Every new tool that promises to solve crimes deserves serious attention; some new methods will make the world safer from predators.  But let’s not take these new tools where we have gone blindly before — into the land of failed forensics.  Instead, courts should accept them only when they can actually claim to use rigorous methods that support their claims.  Anything else will just generate a new wave of wrongful convictions.

The Los Angeles Times reports that fingerprint analysis — long a troubled part of the LAPD operation — has such a large backlog that work on property crimes will now be rationed.

In “LAPD to Ration Fingerprint Analysis to Deal With Backlog,” we learn that the fingerprint operation is so overwhelmed with requests to collect and analyze prints that each of the LAPD’s 21 stations and divisions will get to make only ten requests per month for priority analysis in property cases.  Others will be put on a waiting list.  Violent crimes, like homicides and sexual assaults, will not be affected by the rationing plan, but LAPD officials conceded that even for violent crimes, “it typically takes six to eight weeks to produce fingerprint results.”  And this is a very serious problem.  According to Michael Brausam, a detective in the LAPD’s Central Division:

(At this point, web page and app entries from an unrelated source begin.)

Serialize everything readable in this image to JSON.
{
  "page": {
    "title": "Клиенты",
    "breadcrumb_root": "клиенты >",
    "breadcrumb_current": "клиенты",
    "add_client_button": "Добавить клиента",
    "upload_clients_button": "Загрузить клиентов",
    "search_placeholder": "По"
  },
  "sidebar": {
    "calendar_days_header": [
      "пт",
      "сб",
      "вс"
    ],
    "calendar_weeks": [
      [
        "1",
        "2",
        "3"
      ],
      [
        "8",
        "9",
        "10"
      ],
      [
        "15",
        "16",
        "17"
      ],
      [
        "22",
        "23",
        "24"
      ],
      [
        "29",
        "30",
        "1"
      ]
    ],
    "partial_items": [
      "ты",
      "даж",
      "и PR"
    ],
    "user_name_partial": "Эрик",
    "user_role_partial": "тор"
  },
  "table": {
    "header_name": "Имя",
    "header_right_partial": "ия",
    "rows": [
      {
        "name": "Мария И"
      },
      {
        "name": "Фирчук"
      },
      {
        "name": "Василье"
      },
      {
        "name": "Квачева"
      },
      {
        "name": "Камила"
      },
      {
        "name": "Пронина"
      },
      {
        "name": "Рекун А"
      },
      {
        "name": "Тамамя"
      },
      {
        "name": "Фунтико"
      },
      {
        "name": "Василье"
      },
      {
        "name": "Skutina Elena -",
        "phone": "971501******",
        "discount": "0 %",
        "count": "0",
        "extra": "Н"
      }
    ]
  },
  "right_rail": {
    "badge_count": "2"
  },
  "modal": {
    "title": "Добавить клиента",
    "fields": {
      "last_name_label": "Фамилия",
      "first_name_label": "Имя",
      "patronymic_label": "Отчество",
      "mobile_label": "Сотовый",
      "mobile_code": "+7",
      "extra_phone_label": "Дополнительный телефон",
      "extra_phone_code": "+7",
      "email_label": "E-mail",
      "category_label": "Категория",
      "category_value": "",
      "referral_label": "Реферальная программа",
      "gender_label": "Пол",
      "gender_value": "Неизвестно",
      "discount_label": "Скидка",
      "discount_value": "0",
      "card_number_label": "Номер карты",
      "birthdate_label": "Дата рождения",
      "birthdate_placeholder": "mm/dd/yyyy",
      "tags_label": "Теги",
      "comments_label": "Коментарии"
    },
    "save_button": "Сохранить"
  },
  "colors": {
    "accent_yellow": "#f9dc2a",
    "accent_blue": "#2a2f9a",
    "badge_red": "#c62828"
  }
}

The longer you leave these criminals out on the street, they’re likely going to be committing more crimes. And, if you do get a match on prints months later, it can be much harder to prove your case.

I discuss fingerprint analysis extensively in Failed Evidence.  It used to be thought of as the gold standard of forensics, before DNA came along to reveal the flaws in its methods.  Then came the 2009 National Academy of Sciences report “Strengthening Forensic Science in the United States: A Path Forward,” which showed that fingerprint analysis was not the science we had thought it was.

And now: rationing.  The situation in LA calls to mind an old Catskills joke.  Two ladies sit in the resort’s dining area.  One complains to the other: “The food is terrible in this place!”  The other replies, “Yes — and they serve such small portions.”  It looks like tightening municipal budgets have pushed us to the “small portions” phase.  So even if fingerprint analysis improves — and there are signs that it may , which I will discuss in a subsequent post — we won’t have enough of it to go around.